Remembering Tasunke Witko –Crazy Horse, Oglala Lakota Leader
The following article is the first of a periodic chronology that will be published by the Crazy Horse Memorial Foundation on the history of the Memorial – a story that remains in a state of becoming. Much of this initial piece of history is a brief remembrance of the Memorial Foundation’s namesake, Tasunke Witko, Crazy Horse, based on information by Joseph M. Marshall III’s The Journey of Crazy Horse: A Lakota History.
“The dream began at a small lake, a small still lake. Bursting upward from the blue calmness, a horse and its rider broke through the surface and rode out across the land. The rider was a man, a slender man who wore his hair loose. A stone was tied behind his left ear, a reddish brown stone. A lightning mark was painted across one side of his face. On his bare chest were blue hailstones. Behind them to the west as they galloped was a dark, rolling cloud rising higher and higher . . . .” (Joseph M. Marshall III, The Journey of Crazy Horse: A Lakota History, pages 71-2). So begins one telling of the dream of Tasunke Witko, Oglala Lakota leader Crazy Horse. Since his death, various renderings of this dream, some believe it to be a vision, have become a substantial part of the Lakota oral narrative tradition and part of a growing body of written scholarship surrounding Crazy Horse.
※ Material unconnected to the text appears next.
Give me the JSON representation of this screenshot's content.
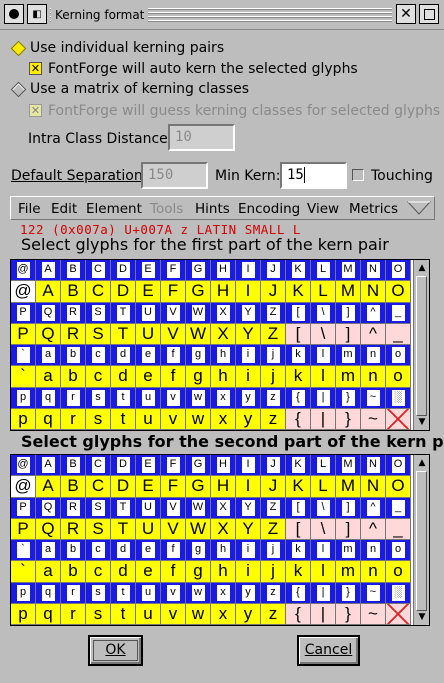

Tasunke Witko, known in his childhood as Jiji or Light Hair, was born in the Paha Sapa, the Black Hills of South Dakota, into a time of great change for the Lakota, as well as all indigenous peoples of North America. He was born into a time when cultures clashed and land became an issue of deadly contention. He was born into a time when the Sacred Hoop of the Lakota and countless other nations was threatened and stressed to point of fracture. How he responded to the challenges of the time, ultimately putting the needs of his people above his own, would forever embed him and his legacy in American history.
The son of a medicine man, Crazy Horse spent the early years of his life with the women of his tiospaye or family. During this time, he played games with other children, observed the way of life around him, and on occasion found mischief. Regardless of what he did or where he went, Crazy Horse was always learning – a characteristic that would help him grow into a man of great character, a warrior and military strategist of the highest caliber, a hero to many, and, eventually, a legend to all. Also, supporting this growth were close relationships to male mentors such as High Back Bone and Spotted Tail – men of great regard among the Lakota, who taught Crazy Horse from an early age about the ways of a warrior, hunter, and leader. Ultimately, the natural ability with which he had been blessed, the love and direction of the women in his tiospaye, and the mentorship of great men, enabled Crazy Horse to become a leader among his people.
During his life, he was a Thunder Dreamer and, for a short time, a Shirt Wearer – both revered statuses within Lakota culture. And while he did rise to greatness, the journey was not always easy. Over the course of his life, Crazy Horse endured great hardships – losing his mother, his brother, several of his friends and mentors, and his daughter. The love of his life married another man – leaving him with unrequited feelings, though he eventually married another woman. In addition to suffering the physical loss of loved ones and unrequited feelings, Crazy Horse struggled to face the potential loss of a traditional way of life for his people – a way of life and a people for whom he fought fiercely. He was a friend to Sitting Bull and a contemporary of Red Cloud. He fought in the Battle of the Hundred in the Hand and in the Battle of Greasy Grass, known to the non-Indian world as the Battle of the Little Big Horn. He experienced the fallout of both the 1851 and 1868 Ft. Laramie Treaties, though he refused to sign any treaty or live at an agency.
His exploits on and off the battlefield would forever plant him within oral tradition, within the larger cultural consciousness of the American people, and create a legacy of inspiration for generations of people hence. Consequently, in the early part of the twentieth century Crazy Horse’s maternal cousin, Henry Standing Bear would feel compelled to honor his cousin and at the same time seek to teach the world that American Indians had great leaders too, leading him and several of his fellow Lakota leaders to extend an invitation to award-winning sculptor Korczak Ziolkowski to come to the Black Hills and carve a memorial .